Dataset excerpts Start Marker

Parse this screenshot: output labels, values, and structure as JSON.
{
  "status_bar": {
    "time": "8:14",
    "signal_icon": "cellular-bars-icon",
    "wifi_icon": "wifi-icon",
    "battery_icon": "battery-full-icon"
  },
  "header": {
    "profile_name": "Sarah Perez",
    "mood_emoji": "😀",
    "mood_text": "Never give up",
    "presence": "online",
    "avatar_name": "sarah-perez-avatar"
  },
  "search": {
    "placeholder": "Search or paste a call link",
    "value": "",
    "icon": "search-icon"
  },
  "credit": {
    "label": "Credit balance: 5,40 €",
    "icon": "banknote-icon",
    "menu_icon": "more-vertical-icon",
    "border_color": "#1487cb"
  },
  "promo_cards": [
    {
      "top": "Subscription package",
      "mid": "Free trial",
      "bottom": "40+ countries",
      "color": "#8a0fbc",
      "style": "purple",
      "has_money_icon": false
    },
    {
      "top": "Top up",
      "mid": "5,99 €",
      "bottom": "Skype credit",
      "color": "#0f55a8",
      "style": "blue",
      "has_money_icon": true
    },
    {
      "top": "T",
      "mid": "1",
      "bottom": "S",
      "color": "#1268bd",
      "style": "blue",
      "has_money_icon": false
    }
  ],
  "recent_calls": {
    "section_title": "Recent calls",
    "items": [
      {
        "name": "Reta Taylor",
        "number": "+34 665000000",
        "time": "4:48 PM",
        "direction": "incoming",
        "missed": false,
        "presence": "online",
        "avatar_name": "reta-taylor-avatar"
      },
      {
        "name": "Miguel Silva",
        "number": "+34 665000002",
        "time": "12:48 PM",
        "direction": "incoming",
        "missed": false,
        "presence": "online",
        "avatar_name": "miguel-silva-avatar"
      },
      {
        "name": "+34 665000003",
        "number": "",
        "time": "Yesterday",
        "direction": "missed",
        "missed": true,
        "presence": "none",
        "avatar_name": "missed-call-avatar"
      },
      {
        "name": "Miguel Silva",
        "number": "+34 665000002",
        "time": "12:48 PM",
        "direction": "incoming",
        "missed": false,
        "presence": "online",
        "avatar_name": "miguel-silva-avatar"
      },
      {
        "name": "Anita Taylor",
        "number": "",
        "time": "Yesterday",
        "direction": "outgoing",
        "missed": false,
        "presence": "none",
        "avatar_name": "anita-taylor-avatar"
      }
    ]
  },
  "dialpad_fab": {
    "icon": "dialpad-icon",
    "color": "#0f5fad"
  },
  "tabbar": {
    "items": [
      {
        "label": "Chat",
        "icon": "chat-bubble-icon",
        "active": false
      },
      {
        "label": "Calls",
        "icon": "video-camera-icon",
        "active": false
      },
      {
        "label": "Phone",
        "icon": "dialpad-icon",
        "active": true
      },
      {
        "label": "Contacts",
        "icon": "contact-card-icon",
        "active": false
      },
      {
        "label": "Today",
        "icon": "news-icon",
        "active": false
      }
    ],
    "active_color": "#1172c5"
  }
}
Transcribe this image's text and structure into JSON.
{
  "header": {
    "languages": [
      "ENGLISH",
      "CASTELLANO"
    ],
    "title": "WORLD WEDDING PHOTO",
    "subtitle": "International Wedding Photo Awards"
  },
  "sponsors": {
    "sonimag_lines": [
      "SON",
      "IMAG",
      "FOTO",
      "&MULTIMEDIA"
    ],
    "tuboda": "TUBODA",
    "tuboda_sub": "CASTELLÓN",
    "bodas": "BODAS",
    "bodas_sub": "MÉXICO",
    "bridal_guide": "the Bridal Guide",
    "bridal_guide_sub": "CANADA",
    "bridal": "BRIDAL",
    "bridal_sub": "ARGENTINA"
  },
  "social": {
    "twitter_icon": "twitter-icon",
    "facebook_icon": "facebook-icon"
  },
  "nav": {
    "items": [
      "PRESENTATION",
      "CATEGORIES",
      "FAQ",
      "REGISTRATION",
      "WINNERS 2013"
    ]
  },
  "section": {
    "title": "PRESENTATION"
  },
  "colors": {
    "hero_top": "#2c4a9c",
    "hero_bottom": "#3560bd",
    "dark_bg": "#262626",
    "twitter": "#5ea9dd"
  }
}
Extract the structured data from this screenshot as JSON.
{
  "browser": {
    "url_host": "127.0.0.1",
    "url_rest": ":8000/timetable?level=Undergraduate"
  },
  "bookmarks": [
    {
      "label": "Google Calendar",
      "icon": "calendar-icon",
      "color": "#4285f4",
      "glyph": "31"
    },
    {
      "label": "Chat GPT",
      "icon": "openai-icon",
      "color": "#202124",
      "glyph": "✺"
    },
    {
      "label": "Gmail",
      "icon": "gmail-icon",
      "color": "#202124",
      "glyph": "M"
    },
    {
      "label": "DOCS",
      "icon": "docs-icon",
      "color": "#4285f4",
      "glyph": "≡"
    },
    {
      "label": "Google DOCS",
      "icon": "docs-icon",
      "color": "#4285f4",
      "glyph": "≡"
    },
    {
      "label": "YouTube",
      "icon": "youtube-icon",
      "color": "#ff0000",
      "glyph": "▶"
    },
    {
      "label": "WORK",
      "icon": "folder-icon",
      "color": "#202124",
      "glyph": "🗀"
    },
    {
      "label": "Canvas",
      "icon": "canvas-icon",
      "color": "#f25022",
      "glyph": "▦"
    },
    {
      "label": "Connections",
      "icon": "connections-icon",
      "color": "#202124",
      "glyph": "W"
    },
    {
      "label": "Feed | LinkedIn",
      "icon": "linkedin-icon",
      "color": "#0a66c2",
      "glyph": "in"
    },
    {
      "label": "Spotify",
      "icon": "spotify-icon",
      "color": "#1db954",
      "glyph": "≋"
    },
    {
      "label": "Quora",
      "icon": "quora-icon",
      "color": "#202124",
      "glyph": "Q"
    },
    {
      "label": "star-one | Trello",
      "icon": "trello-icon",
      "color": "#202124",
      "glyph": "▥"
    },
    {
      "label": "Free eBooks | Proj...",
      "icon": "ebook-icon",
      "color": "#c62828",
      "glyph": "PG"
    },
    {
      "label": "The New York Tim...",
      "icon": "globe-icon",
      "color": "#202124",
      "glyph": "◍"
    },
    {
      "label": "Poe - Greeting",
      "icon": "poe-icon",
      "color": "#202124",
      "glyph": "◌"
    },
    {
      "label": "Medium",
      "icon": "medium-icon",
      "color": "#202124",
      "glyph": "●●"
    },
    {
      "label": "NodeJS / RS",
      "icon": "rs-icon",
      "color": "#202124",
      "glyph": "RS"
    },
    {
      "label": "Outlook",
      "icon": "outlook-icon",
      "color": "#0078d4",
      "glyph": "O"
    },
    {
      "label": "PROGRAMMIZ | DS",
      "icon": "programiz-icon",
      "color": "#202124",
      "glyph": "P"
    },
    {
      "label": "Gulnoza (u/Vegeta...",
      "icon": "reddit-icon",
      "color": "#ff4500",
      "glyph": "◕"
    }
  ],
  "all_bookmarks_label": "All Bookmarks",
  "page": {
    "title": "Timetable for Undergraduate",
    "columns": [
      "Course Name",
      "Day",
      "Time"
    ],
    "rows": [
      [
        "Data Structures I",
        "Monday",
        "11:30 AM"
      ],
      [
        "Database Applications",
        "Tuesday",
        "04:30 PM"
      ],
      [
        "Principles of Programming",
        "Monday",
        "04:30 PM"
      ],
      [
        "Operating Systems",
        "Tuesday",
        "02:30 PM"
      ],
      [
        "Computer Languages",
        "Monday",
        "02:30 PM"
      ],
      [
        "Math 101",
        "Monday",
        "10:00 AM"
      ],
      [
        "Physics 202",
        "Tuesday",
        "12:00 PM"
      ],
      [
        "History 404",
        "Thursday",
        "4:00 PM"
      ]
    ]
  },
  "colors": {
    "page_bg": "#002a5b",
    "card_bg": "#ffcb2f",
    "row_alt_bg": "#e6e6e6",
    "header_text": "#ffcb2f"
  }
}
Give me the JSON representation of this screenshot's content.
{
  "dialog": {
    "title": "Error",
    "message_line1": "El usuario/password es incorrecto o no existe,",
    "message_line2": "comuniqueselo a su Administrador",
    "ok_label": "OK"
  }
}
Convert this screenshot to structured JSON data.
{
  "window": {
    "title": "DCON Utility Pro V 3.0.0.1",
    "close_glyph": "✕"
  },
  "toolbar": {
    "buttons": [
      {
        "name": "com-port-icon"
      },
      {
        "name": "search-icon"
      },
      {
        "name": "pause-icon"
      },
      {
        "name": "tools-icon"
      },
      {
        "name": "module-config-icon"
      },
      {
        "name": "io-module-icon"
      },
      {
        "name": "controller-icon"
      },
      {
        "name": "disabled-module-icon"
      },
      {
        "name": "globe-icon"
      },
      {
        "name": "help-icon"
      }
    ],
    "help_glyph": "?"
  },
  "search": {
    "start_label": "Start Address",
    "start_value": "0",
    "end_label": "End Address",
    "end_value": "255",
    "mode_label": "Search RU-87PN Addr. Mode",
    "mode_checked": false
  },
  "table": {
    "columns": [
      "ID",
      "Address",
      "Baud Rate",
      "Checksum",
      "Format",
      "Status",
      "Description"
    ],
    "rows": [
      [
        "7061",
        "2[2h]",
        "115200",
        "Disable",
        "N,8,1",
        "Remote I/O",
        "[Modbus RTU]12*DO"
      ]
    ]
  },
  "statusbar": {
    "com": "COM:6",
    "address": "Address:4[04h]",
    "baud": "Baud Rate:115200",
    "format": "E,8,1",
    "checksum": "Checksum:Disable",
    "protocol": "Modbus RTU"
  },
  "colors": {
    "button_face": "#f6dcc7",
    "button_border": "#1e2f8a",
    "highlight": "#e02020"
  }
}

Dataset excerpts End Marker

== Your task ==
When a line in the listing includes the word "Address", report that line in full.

== Your solution ==
    "start_label": "Start Address",
    "end_label": "End Address",
      "Address",
    "address": "Address:4[04h]",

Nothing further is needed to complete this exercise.